WHAT TO DO: Return each line of the listing that follows in which the string "this" can be found.

DATA EXCERPTS:
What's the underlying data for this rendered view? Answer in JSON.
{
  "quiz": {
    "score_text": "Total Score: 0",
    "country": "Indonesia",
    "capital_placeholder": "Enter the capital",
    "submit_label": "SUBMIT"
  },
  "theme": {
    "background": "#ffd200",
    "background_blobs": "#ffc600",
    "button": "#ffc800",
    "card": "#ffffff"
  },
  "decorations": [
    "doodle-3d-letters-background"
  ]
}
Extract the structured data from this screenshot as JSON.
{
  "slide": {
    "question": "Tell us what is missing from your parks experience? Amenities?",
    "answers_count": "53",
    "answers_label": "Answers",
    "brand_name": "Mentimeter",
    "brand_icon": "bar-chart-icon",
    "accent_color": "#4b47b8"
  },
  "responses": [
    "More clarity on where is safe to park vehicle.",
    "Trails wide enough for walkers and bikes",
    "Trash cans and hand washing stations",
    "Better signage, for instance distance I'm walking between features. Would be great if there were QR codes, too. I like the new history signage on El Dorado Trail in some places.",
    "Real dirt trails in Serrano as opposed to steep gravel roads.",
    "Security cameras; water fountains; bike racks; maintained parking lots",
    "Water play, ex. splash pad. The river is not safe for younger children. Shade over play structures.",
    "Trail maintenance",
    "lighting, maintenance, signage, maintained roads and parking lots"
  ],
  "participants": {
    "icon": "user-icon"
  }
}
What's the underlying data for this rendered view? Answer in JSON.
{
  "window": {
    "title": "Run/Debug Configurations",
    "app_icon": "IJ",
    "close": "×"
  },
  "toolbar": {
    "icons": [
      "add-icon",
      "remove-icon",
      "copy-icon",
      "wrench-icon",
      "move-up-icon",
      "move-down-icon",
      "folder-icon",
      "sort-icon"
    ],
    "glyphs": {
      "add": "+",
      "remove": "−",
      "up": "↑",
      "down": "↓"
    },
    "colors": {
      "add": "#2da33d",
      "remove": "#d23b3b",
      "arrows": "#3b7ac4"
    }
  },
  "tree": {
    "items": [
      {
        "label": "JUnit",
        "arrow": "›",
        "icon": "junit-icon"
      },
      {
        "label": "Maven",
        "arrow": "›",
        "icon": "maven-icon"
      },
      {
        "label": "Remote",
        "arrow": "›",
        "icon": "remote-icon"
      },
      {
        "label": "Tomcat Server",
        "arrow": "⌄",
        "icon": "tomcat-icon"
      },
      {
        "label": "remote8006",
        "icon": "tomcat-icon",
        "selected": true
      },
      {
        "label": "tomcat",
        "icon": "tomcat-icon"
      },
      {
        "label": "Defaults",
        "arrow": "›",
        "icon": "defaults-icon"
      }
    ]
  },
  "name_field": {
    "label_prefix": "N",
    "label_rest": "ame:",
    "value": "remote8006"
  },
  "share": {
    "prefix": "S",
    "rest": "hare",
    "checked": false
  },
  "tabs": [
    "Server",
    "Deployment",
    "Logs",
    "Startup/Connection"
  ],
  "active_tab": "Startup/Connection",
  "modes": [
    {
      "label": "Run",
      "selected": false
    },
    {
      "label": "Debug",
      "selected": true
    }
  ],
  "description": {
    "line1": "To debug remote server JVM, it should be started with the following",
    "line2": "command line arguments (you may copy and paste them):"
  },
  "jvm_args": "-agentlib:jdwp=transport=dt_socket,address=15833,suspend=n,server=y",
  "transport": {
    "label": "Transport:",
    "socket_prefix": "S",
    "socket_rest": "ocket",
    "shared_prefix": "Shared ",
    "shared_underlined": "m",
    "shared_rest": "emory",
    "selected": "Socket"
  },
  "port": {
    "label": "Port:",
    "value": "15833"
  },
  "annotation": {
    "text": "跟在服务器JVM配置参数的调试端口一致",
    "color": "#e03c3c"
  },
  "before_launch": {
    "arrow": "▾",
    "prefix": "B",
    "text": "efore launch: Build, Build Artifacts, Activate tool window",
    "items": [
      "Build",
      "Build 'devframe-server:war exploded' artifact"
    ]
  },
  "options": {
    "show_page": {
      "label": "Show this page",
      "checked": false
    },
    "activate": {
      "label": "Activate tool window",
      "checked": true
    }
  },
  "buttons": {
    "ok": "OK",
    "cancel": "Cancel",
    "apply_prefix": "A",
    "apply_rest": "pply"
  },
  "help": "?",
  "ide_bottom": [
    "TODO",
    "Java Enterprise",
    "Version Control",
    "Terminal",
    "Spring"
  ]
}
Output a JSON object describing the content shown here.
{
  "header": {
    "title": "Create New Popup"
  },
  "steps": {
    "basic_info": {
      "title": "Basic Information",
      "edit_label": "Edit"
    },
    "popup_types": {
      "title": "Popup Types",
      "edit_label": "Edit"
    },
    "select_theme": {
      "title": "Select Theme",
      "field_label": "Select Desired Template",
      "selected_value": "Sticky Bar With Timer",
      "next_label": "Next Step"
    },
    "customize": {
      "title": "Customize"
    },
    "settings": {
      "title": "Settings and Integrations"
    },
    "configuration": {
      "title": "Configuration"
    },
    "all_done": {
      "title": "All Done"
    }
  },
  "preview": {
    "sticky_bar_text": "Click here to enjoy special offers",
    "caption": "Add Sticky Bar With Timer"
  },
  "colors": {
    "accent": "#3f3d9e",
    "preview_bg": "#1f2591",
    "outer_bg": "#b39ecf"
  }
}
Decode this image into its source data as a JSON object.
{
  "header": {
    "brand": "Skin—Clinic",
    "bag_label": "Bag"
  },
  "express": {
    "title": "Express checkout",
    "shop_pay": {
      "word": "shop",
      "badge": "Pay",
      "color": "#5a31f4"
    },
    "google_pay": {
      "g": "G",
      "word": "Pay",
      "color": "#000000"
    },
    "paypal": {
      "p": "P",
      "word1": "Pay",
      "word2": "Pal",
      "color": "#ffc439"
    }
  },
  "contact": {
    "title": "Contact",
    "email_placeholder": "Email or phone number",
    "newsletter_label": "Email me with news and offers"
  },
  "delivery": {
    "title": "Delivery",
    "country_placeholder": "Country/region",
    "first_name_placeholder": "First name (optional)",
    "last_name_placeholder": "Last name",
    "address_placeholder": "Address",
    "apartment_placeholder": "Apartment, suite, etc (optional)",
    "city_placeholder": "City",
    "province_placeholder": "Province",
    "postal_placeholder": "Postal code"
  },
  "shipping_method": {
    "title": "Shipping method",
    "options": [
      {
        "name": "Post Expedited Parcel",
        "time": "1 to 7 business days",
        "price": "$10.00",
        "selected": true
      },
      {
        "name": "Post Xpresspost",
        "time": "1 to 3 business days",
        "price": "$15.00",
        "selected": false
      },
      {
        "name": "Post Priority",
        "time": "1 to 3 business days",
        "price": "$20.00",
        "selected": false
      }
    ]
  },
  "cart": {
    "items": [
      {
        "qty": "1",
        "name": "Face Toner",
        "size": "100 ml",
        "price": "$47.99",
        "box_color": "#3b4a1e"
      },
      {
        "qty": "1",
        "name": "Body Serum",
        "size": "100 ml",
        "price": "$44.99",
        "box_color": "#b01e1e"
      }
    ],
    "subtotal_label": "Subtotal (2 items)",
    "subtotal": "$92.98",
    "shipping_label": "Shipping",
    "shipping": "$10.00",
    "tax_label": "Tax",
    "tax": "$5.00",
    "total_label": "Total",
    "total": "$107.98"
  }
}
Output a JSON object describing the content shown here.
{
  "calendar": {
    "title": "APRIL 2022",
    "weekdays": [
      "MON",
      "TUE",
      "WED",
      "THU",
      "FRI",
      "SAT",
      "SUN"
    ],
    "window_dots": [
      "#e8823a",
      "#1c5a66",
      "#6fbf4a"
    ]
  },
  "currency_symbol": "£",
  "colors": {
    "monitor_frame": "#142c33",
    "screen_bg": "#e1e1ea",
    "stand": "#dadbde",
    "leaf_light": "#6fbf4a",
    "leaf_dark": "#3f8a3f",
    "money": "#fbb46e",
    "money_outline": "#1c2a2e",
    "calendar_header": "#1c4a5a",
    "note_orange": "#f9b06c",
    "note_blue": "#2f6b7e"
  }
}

WRITTEN ANSWER:
What's the underlying data for this rendered view? Answer in JSON.
Extract the structured data from this screenshot as JSON.
What's the underlying data for this rendered view? Answer in JSON.
      "label": "Show this page",
Decode this image into its source data as a JSON object.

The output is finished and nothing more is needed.